In its Decision published on 11 January 2010, the Tribunal has found on the balance of probabilities that Mr Chhabra, whilst an analyst at Evolution Securities, passed price sensitive information to Mr Patel, an experienced spread bettor.
Mr Chhabra and Mr Patel maintain they did not engage in market abuse.
Mr Patel was a prolific trader especially in the stocks concerned. He provided evidence to the FSA that he had legitimate reasons to bet on these stocks in the direction, the size and at the time he did. The Tribunal itself accepted that some of the characteristics of these bets were consistent with Mr Patel’s general trading strategy. The FSA also inferred that Mr Chhabra was in possession of price sensitive information when Mr Patel placed his bets when much of the evidence suggested otherwise.
Furthermore the FSA and the Tribunal have reached their decisions even after accepting that Mr Chhabra did not benefit financially from Mr Patel’s trading.

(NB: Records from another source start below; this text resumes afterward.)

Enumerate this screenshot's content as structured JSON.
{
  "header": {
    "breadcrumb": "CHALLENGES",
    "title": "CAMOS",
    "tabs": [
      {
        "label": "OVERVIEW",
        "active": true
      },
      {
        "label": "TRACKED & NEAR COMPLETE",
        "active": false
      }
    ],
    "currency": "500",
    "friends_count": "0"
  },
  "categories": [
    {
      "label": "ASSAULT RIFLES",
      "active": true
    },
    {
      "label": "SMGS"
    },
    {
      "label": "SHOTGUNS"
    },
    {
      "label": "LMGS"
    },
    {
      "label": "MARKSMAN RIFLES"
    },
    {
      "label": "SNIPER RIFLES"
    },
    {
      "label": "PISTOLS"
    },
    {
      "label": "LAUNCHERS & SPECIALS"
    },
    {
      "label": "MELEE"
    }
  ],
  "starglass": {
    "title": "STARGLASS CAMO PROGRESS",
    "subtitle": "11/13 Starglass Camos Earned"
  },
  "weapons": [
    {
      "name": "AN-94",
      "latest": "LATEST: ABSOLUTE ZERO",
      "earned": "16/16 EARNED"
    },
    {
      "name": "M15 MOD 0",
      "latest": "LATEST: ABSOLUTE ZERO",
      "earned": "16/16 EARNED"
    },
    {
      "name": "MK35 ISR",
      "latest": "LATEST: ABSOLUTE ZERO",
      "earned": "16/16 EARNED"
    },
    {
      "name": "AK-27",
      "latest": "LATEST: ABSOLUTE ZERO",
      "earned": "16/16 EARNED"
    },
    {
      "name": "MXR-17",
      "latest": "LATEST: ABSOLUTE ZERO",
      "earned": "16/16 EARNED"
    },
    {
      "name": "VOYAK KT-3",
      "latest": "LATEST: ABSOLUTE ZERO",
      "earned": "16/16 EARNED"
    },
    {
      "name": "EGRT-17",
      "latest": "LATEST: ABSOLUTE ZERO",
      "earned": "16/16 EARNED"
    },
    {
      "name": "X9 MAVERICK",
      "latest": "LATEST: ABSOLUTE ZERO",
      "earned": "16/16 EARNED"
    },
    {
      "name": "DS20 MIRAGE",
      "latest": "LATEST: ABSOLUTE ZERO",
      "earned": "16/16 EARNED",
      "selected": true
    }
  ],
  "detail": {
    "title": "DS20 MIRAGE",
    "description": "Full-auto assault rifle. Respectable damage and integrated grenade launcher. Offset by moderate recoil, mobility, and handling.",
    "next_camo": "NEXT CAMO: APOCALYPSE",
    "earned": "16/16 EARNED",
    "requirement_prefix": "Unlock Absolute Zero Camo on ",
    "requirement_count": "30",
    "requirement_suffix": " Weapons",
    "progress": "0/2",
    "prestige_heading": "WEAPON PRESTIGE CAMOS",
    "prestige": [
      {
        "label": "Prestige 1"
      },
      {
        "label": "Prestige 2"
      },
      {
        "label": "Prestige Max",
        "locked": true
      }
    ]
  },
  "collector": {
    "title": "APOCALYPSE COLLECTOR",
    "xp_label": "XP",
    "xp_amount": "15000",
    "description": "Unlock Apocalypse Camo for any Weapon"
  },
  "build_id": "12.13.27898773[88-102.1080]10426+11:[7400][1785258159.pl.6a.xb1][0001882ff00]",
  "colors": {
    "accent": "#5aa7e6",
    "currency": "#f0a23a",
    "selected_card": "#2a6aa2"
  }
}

Mr Chhabra had no reason to jeopardise his reputation and career by behaving in the way that the FSA allege.
Despite having investigated the matter for nearly 5 years, the FSA failed to produce any firm evidence to support their case. The evidence against Mr Patel and Mr Chhabra is circumstantial, and exists alongside other evidence which suggests the contrary. Not one email, phone call recording, witness statement or evidence of financial dealings between Mr Chhabra and Mr Sameer Patel has been produced which bears out the FSA’s view.
With less than a week before the hearing before the Tribunal to determine penalty, the FSA petitioned the Tribunal to more than double the penalty that the FSA themselves had originally decided. By proceeding to the penalty hearing, Mr Chhabra and Mr Patel would have exposed themselves to intolerable financial risk in addition to the penalties originally proposed. The FSA has now accepted that the original penalties stand, but only in return for Mr Chhabra and Mr Patel giving up their statutory right to appeal.
This tactic may discourage potentially meritorious applicants taking their cases to the Tribunal in the future. Applicants could face the jeopardy of the FSA petitioning for a higher fine than originally imposed if they proceeded to defend themselves.